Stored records
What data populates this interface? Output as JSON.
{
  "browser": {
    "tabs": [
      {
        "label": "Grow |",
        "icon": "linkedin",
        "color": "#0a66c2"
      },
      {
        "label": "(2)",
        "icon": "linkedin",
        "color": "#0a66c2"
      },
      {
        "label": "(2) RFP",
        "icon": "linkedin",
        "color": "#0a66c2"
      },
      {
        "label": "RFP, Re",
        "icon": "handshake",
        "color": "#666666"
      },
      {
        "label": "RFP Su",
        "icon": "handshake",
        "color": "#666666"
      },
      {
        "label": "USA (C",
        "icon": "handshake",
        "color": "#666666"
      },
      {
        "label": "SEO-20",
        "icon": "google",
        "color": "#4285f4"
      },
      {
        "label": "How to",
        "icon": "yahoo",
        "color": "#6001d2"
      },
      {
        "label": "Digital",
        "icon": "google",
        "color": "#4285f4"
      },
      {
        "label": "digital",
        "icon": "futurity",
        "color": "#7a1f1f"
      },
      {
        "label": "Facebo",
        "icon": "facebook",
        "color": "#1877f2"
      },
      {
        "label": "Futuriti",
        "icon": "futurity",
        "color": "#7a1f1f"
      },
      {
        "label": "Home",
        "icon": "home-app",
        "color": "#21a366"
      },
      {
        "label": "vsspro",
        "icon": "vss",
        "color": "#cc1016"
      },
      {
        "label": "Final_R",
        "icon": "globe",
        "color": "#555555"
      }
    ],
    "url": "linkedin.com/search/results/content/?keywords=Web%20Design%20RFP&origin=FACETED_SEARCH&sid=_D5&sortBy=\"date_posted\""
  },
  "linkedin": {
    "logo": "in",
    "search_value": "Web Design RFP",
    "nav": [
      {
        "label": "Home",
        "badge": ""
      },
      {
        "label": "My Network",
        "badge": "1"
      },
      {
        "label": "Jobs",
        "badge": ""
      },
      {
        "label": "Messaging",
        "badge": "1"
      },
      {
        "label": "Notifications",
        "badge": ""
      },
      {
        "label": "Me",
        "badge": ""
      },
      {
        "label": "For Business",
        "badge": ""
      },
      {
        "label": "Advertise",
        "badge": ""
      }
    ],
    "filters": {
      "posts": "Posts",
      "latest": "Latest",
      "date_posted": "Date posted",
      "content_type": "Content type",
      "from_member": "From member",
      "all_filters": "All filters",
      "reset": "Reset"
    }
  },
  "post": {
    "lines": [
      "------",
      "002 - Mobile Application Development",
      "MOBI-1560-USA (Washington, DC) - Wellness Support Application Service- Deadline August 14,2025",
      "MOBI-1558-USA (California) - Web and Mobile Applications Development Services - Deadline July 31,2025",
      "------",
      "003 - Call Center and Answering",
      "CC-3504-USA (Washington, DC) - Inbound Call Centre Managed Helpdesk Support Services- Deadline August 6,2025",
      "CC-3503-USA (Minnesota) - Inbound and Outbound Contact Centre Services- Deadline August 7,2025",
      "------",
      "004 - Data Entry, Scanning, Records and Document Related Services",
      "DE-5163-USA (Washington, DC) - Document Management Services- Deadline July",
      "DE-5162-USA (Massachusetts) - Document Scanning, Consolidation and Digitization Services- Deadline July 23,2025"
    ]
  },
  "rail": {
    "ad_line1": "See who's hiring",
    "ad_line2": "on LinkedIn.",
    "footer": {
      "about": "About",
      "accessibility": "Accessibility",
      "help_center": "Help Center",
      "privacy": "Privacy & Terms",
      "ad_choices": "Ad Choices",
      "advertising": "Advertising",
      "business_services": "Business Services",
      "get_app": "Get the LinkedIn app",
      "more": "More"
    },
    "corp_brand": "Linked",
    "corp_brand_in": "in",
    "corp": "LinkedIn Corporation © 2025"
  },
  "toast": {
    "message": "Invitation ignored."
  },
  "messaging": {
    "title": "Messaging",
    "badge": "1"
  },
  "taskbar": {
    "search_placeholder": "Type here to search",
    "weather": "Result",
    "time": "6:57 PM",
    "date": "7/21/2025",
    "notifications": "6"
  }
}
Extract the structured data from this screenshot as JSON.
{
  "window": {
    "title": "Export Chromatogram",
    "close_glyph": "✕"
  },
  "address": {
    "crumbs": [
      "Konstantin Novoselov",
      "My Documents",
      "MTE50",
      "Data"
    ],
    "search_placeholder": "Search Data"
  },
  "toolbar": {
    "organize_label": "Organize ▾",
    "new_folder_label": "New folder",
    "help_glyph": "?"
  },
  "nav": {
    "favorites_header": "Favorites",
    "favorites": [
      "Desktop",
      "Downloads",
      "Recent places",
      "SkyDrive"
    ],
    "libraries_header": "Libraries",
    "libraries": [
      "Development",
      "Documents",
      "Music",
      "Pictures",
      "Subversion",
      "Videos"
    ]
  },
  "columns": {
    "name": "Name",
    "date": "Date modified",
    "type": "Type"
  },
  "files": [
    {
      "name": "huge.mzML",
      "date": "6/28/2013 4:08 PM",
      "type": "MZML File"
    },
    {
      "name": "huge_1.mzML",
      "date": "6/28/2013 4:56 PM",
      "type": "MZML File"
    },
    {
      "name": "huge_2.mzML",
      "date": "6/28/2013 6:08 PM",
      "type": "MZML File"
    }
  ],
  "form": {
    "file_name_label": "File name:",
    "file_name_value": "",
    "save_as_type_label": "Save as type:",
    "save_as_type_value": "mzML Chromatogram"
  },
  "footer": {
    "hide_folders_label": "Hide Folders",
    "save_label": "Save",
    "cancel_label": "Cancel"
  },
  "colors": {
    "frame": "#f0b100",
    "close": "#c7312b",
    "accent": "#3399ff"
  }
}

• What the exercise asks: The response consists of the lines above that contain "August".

• Expected answer:
      "MOBI-1560-USA (Washington, DC) - Wellness Support Application Service- Deadline August 14,2025",
      "CC-3504-USA (Washington, DC) - Inbound Call Centre Managed Helpdesk Support Services- Deadline August 6,2025",
      "CC-3503-USA (Minnesota) - Inbound and Outbound Contact Centre Services- Deadline August 7,2025",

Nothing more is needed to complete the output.